Use the leftover rice the next day for a hearty Asian salad. Steam a chicken breast and cut into cubes. Add chopped celery, green onions, cilantro, mandarin oranges and toasted almonds. Mix with a dressing of rice vinegar, olive oil, and ginger. Salmon works nicely in this salad, also. Or, you can simply heat up the second-day rice as a side dish to a piece of broiled chicken or fish.
Nothing smells better than a simmering pot of soup or chili when you return home at the end of the day. With just a few minutes of prep time and a medium-sized slow cooker, your delicious meal can await you. For a bean, pea, or lentil soup, soak the legumes overnight. Then add onions, garlic, other spices, and chopped carrots and celery. A ham hock adds wonderful flavor to peas and lentils. Chili can be made quickly with sauted ground beef and onions added to canned kidney beans (if you don’t have time to soak and simmer them), canned tomatoes, and packaged spices. You can leave this mixture on warm in the slow cooker or even make it up in a few minutes in a large skillet. Tomato-vegetable soup is as easy as emptying a 32 oz can of tomato or V-8 juice into a slow cooker and then adding chopped veggies, meat (if you wish) and a packet of chili or taco mix.
Cooking foil-wrapped packets in the oven is a quick and mess-free way to a healthy meal. Place a fish fillet or chicken breast in the middle of a piece of foil. Drizzle with olive oil and spices. Add sliced onions and mushrooms or any veggie you wish. Wrap tightly in foil and bake in the oven longer for chicken than fish. If you have some of that leftover rice, it would make a great side dish.
Everyone loves pasta. It’s easy, cheap, and filling. Mix up a rich tomato-based sauce with fresh or dried herbs. Add chopped veggies or sauted meat. Mix, simmer, and pour over the pasta of your choice. Sprinkle Parmesan cheese on top and enjoy with French bread. This is a quick meal worthy of sharing with a friend.
Instead of heading for the local taco stand, make your own at home. By microwaving fat-free refried beans and using shredded lettuce, tomatoes, salsa and whole-wheat tortillas, you can enjoy a low-calorie and low-cost Mexican meal. Add meat and cheese if you wish. While the tortillas are still warm, roll up a couple with beans and cheese and spices and wrap them in foil or plastic wrap for a quick take with you lunch for the next day.
The secret to making healthy low-cost meals at home lies in having lots of ingredients handy. On the weekend shop for bargains for in-season fruits and veggies. Buy your protein choices. You can even cook up meat and then chop it and freeze in small baggies to be added to your meals during the week. Always have pasta and rice in the cupboard. Having milk, flour, butter, and shredded cheese on hand make adding a cheese sauce to pasta a snap. Potatoes are a nutritional treasure. Simply bake one and topped with some of your saute mix and serve with a green salad.

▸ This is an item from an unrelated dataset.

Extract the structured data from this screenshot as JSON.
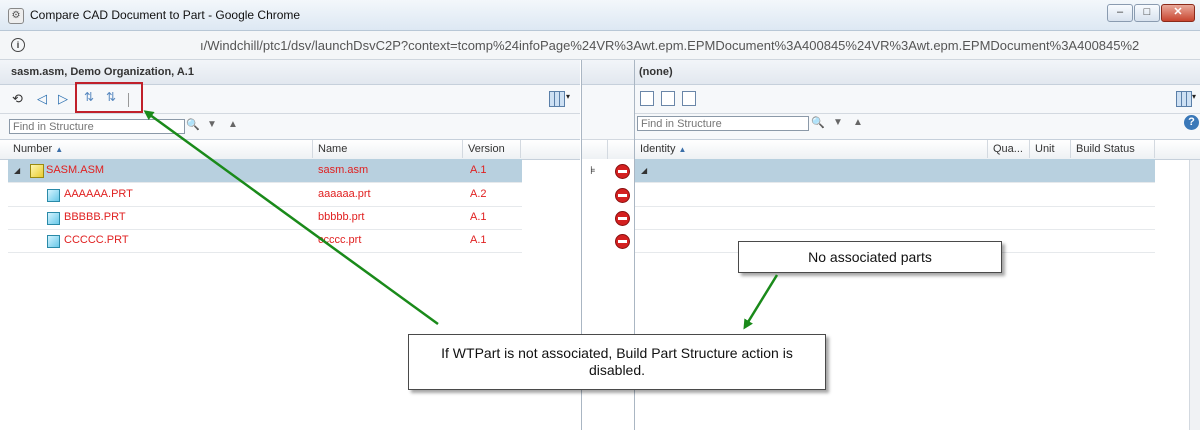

Eating healthily will make your waistline thinner and your wallet fatter. Plus, you’ll be amazed at how much more energy you have once your new routine becomes habit. Later on, when people ask you what you learned in college, you can add eating healthily on a budget to your list of accomplishments. In the long run of your life, that may turn out to be one your most valuable lessons.